The DAB Safety Team seeks to assist NRR and NRC making the right decision.





###



This press release will be posted on the web at this link: San Onofre Papers.

The DAB Safety Team: Don, Ace and a BATTERY of safety-conscious San Onofre insiders plus industry experts from around the world who wish to remain anonymous.  These volunteers assist the DAB Safety Team by sharing knowledge, opinions and insight but are not responsible for the contents of the DAB Safety Team's reports.  We continue to work together as a Safety Team to prepare additional San Onofre Papers, which explain in detail why a SONGS restart is unsafe at any power level without a Full/Thorough/Transparent NRC 50.90 License Amendment and Evidentiary Public Hearings.  For more information from The DAB Safety Team, please visit the link above.

Our Mission: To prevent a Trillion Dollar Eco-Disaster, like Fukushima, from happening in the USA.

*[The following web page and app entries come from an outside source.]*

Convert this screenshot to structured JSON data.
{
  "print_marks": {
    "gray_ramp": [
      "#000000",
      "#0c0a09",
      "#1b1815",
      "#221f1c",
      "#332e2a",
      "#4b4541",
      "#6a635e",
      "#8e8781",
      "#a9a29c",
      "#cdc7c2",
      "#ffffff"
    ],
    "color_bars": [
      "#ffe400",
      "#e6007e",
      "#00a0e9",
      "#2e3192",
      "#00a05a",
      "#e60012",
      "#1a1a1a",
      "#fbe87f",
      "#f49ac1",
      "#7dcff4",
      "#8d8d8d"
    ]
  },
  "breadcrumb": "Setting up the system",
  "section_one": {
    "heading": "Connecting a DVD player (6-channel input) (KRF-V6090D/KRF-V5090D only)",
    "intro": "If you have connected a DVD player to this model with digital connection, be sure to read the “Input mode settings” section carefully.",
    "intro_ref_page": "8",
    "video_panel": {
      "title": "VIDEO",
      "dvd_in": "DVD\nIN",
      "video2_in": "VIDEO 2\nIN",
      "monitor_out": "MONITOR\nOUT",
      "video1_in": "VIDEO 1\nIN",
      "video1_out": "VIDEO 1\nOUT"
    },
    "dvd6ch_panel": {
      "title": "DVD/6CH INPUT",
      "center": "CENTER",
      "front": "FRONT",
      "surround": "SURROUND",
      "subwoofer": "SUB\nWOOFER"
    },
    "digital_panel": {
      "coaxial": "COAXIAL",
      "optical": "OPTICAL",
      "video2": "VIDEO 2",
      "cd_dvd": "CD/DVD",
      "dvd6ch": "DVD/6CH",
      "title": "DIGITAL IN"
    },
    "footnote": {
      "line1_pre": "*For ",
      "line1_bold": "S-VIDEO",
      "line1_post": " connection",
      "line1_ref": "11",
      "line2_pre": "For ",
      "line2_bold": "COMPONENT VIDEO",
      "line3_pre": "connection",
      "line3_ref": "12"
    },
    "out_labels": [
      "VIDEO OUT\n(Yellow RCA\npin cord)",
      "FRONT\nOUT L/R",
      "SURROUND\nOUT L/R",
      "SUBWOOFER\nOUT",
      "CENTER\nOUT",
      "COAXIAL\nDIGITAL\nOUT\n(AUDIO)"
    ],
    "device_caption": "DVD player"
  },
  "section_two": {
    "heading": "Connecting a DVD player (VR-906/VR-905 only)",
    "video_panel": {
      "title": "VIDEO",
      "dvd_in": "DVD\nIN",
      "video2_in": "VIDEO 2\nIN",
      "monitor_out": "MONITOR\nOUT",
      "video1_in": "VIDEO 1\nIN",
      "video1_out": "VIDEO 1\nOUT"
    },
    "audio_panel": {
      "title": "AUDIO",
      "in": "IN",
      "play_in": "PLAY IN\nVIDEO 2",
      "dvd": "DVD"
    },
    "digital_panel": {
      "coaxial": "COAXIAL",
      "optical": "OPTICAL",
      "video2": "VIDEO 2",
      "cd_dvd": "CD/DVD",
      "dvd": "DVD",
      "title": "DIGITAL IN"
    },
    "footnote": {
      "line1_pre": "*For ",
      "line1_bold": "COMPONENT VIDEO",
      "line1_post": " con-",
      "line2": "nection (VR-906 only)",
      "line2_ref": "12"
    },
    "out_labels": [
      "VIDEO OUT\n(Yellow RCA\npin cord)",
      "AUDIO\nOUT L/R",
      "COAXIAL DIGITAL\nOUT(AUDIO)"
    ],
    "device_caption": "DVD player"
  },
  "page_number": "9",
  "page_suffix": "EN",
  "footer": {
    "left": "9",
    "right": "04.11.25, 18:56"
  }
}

Copyright December 19, 2012 by The DAB Safety Team. All rights reserved. This material may not be published, broadcast or redistributed without crediting the DAB Safety Team. The contents cannot be altered without the Written Permission of the DAB Safety Team Leader and/or the DAB Safety Team's Attorneys.


AIT: Augmented Inspection Team
AVB: Anti-Vibration Bar
CFR: Code of Federal Regulations
DAB: DAB (Don, Ace, and a Battery of Experts) Safety Team
ECT: Eddy Current Testing
FEI: Fluid Elastic Instability
FIV: Flow Induced Vibration
GDC: General Design Criteria
MHI: Mitsubishi Heavy Industries, manufacturer of the RSGs
NRC: Nuclear Regulatory Commission
NRR: [Office of] Nuclear Reactor Regulations
RC: Reactor Coolant
RCPB: RC Pressure Boundary (includes SG tubes and all other RC boundaries)
RSG: Replacement SG
SCE: Southern California Edison
SG: Steam Generator
SONGS: San Onofre Nuclear [Waste] Generating Station
TTW: Tube-to-Tube Wear